    I think it would only be good sense to blind buy whatever they put out. I hadn't seen Prison in at least 15 years, remembered it being "okay" but got it anyway because Scream Factory. I had a hellacious time. Is it a stone cold classic? No. But it does what it sets out to do while being a lot of fun in the process (with some excellently gory deaths).

    Lifeforce was outSTANDING -- I'd never seen the int'l cut with the Mancini score and that was pretty damn cool. The Howling looks flat-out gorgeous.

    I just started thinking about how it's great to see From Beyond get a little of attention that Re-Animator does or that the Night of the Comet interviews with Stewart and Maroney are so sweet...and then realized that I could easily keep going and write a few hundred words about each one of the twelve Scream Blus I have. Being as how this is YOUR site, good sir, I will fight said inclination and simply agree with you again. They're doing fantastic things.

    (Actually, that would be a worthy marathon: Scream Factory releases! Oh shit, why have I not thought about that before? Well, thanks for the programming notes; they're about to come in damn handy!)

  4. I want to do this marathon.

    A silenced marathon for the dearly departed. Hope you still manage to have a good birthday mate.

  5. Is that the Captain America where he fakes motion sickness not once, but TWICE in order to pull off effortless carjackings? Despite being a fan of the character that's all I remember from the movie (aside from the aforementioned Italian Red Skull). It would make my day if Winter Soldier references those scenes in some way.

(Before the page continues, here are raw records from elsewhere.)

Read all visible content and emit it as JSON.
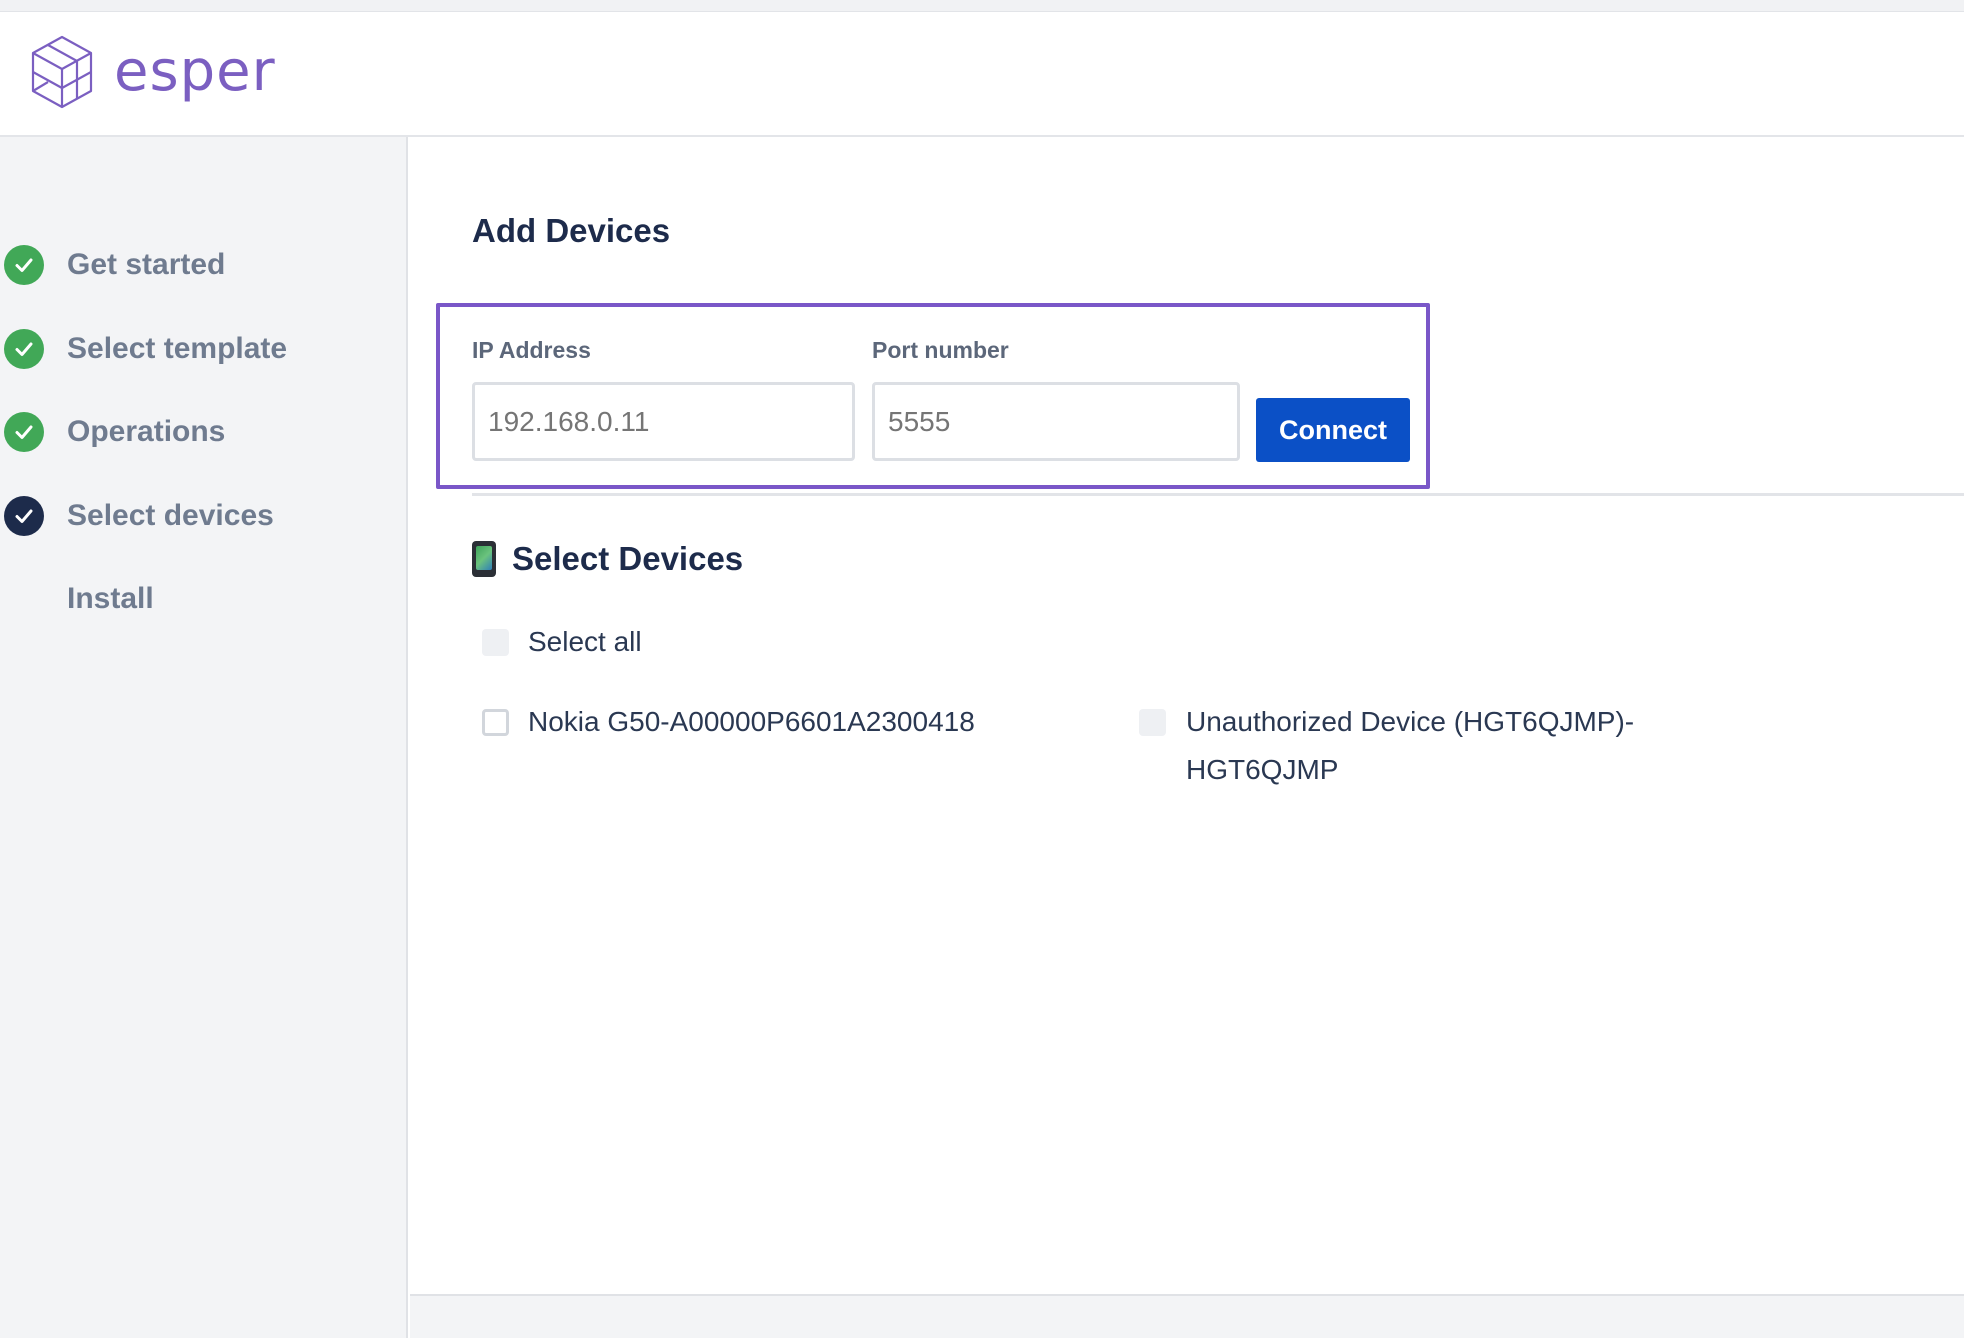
{
  "app": {
    "brand": "esper"
  },
  "steps": [
    {
      "label": "Get started",
      "status": "done"
    },
    {
      "label": "Select template",
      "status": "done"
    },
    {
      "label": "Operations",
      "status": "done"
    },
    {
      "label": "Select devices",
      "status": "current"
    },
    {
      "label": "Install",
      "status": "pending"
    }
  ],
  "add_devices": {
    "title": "Add Devices",
    "ip_label": "IP Address",
    "ip_placeholder": "192.168.0.11",
    "port_label": "Port number",
    "port_placeholder": "5555",
    "connect_label": "Connect"
  },
  "select_devices": {
    "title": "Select Devices",
    "select_all_label": "Select all",
    "devices": [
      {
        "name": "Nokia G50-A00000P6601A2300418",
        "checked": false,
        "enabled": true
      },
      {
        "name": "Unauthorized Device (HGT6QJMP)-HGT6QJMP",
        "name_line1": "Unauthorized Device (HGT6QJMP)-",
        "name_line2": "HGT6QJMP",
        "checked": false,
        "enabled": false
      }
    ]
  },
  "colors": {
    "brand": "#7b5fc1",
    "step_done": "#41a857",
    "step_current": "#1d2b4b",
    "primary_button": "#0b50c6",
    "highlight_border": "#7a57c8"
  }
}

  6. Yep thats the one, it gives it a shot but is just a little too TV movie of the week for me. Red Letter Media did a great send up of that movie earlier this week on their site you should check it out.

  7. Just like to second or third the emotion that Scream Factory is really doing amazing work reinvigorating old favourites and bringing attention to a lot of great classics I probably would never have given the time of day. I would buy everything they put out if I could afford it and I've never hesitated to "blind buy" a title that looked particularly interesting because I know they wouldn't put out crap. Three cheers for Shout/Scream Factory! You deserve all the money.

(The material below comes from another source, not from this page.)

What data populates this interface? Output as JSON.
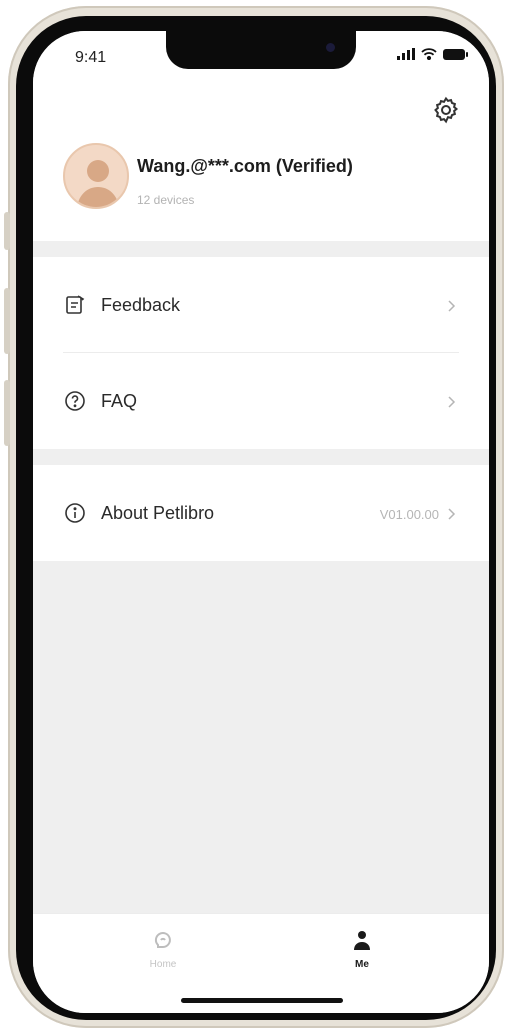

    You're bang-on about movie marathons being analogous to the mix-tape (wistful sigh - I guess we have playlists now?) and I think yours has the rhythm of a great one. Let us know if you do go through with this yourself cuz I'd love to twatch at least some of them with ya, buddy!

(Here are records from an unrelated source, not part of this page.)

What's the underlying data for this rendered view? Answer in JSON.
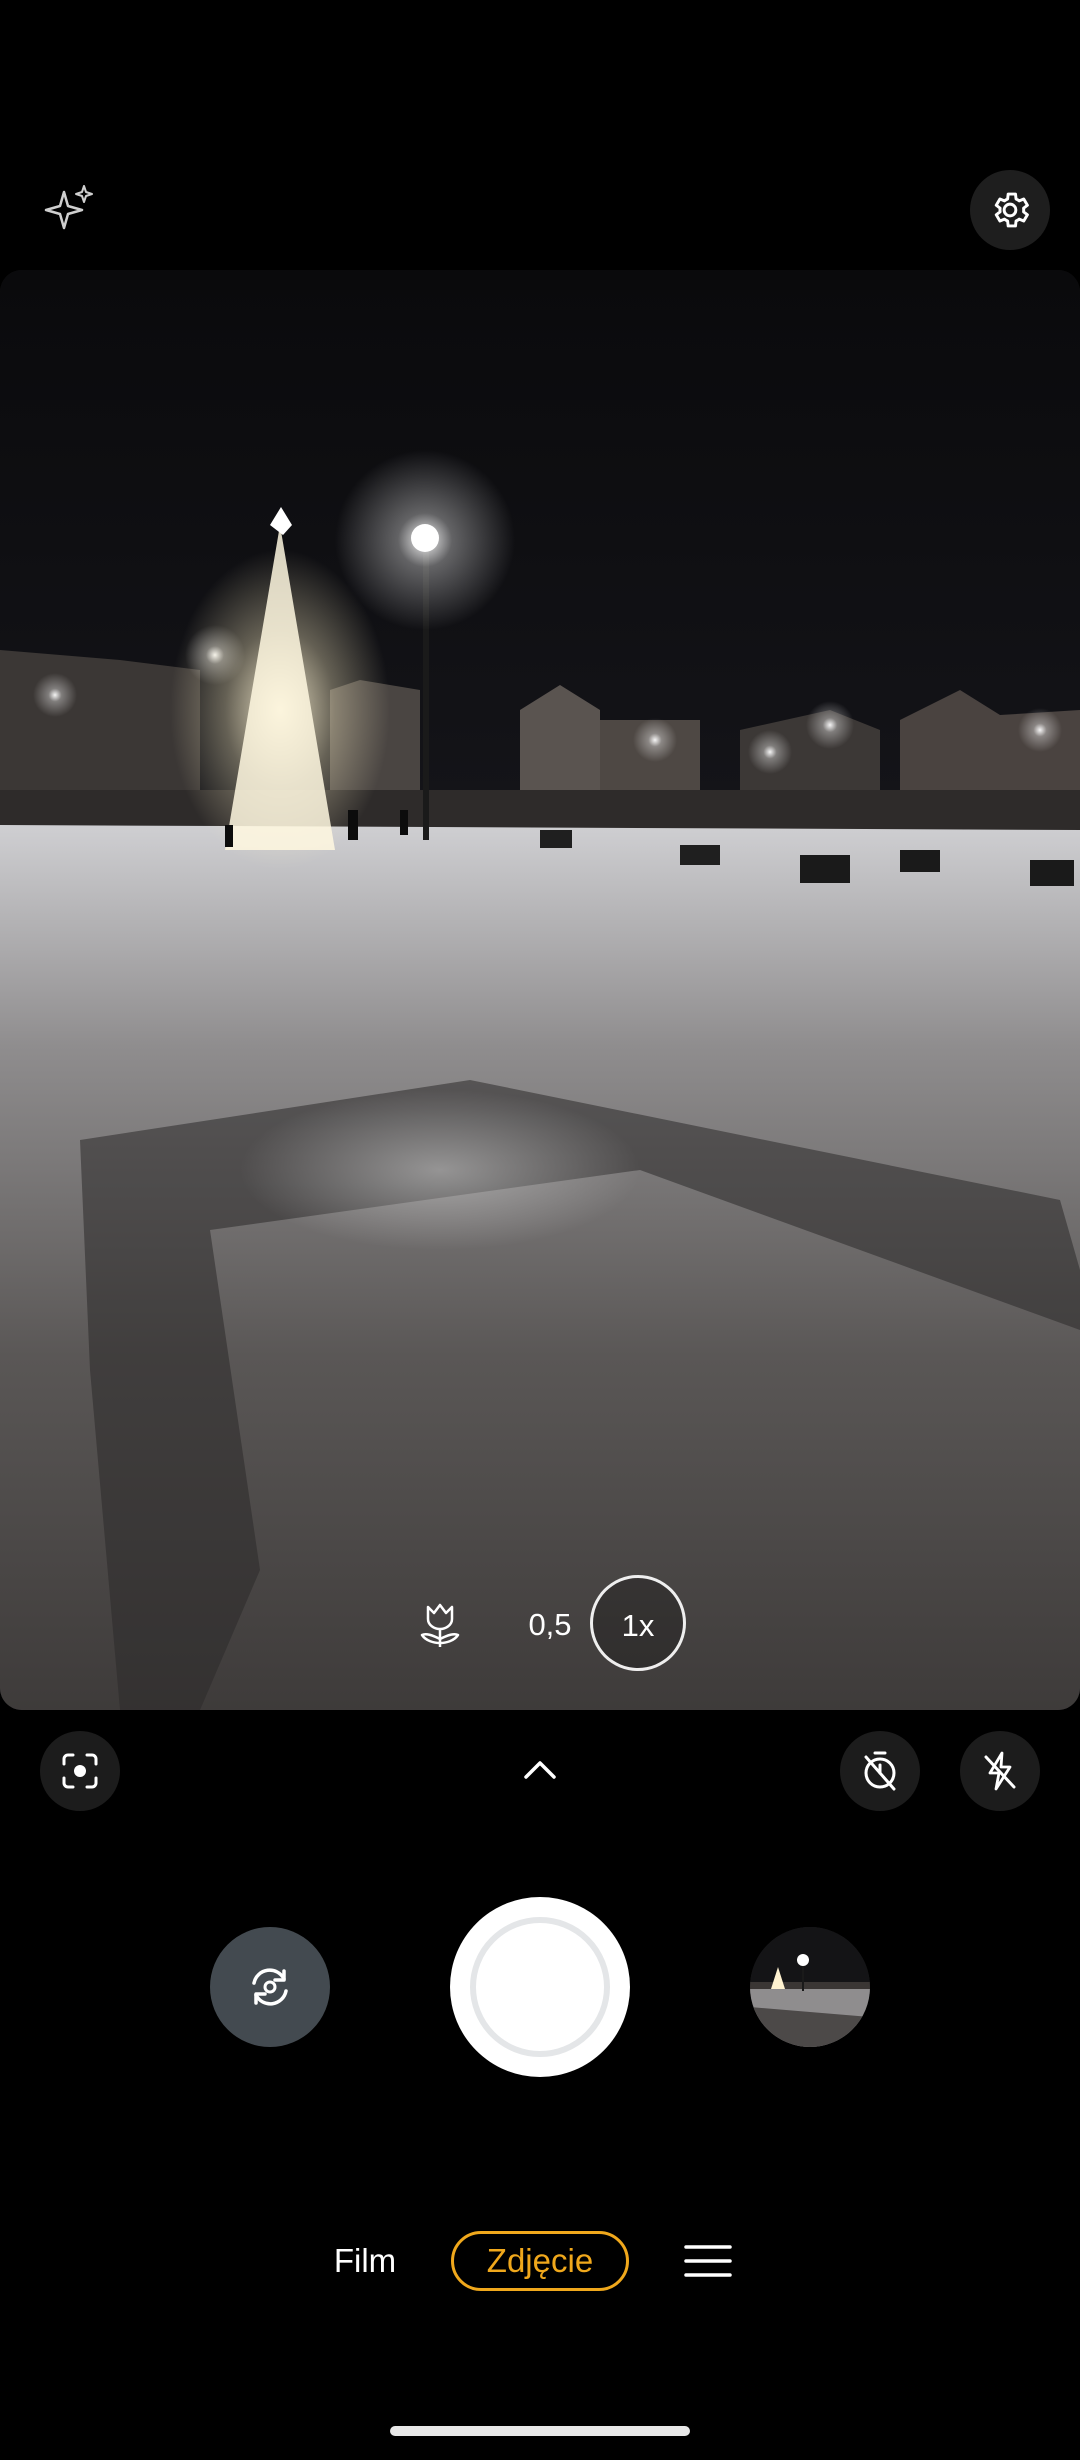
{
  "top_bar": {
    "sparkle_icon": "sparkle-icon",
    "settings_icon": "gear-icon"
  },
  "zoom": {
    "macro_icon": "tulip-icon",
    "option_wide": "0,5",
    "option_main": "1x",
    "selected": "1x"
  },
  "controls": {
    "lens_icon": "lens-scan-icon",
    "expand_icon": "chevron-up-icon",
    "timer_icon": "timer-off-icon",
    "flash_icon": "flash-off-icon"
  },
  "shutter_row": {
    "switch_icon": "camera-switch-icon",
    "shutter": "shutter-button",
    "gallery": "gallery-thumbnail"
  },
  "modes": {
    "film": "Film",
    "photo": "Zdjęcie",
    "active": "Zdjęcie",
    "menu_icon": "menu-icon"
  },
  "colors": {
    "accent": "#f0a81c",
    "background": "#000000",
    "control_bg": "#1c1c1c",
    "switch_bg": "#434a50"
  }
}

  8. I'm late to reading this!

    Reading these lines just made me tear up: "My birthday is coming up again in about a week. For a number of reasons, I don't think I'll be hosting a marathon this year." I have been witness to most of Patrick's movie marathons and the recipient of hundreds (?) of his 'mix tapes' (that's how he got me to date him in the first place!), and I'm thinking he HAS to program another mini birthday film fest this year. Who wants to come over? ;)

  9. Nice! Cap does steal a car in the new movie. I don't know if the joke was intentional, but at least for me viewing experience it was.

  10. I chose to read this again, because I, like you in the story you told in this column, am considering participating in my own small movie marathon for my 30th birthday. My theme is going to be, of course, the movies of 1984.

    I wanted to choose a variety of genres, with a few titles I've never seen, and a few that I know are sure winners. If you have any suggestions, feel free to throw them at me, but here's what I've got so far:

    Repo Man (never seen it)
    A Nightmare on Elm Street
    The Last Starfighter (never seen it)
    Blood Simple (never seen it)

    1. That's a solid list, with a good mix of tones and paces (that's the real trick of it all). '84 was nearly the year chosen for FTMF this year, so I have a few other titles I might include, but the lineup should really come from you -- what you love, what you want to see. I can't argue with any of what you've picked. Now just be sure to get the order right...

    2. Heh, I know, the selections should be personal. I guess I just wanted to make sure that the movies I hadn't seen yet were indeed good and worth seeing (at least, in someone else's opinion). You're right, though. It seems that order is key.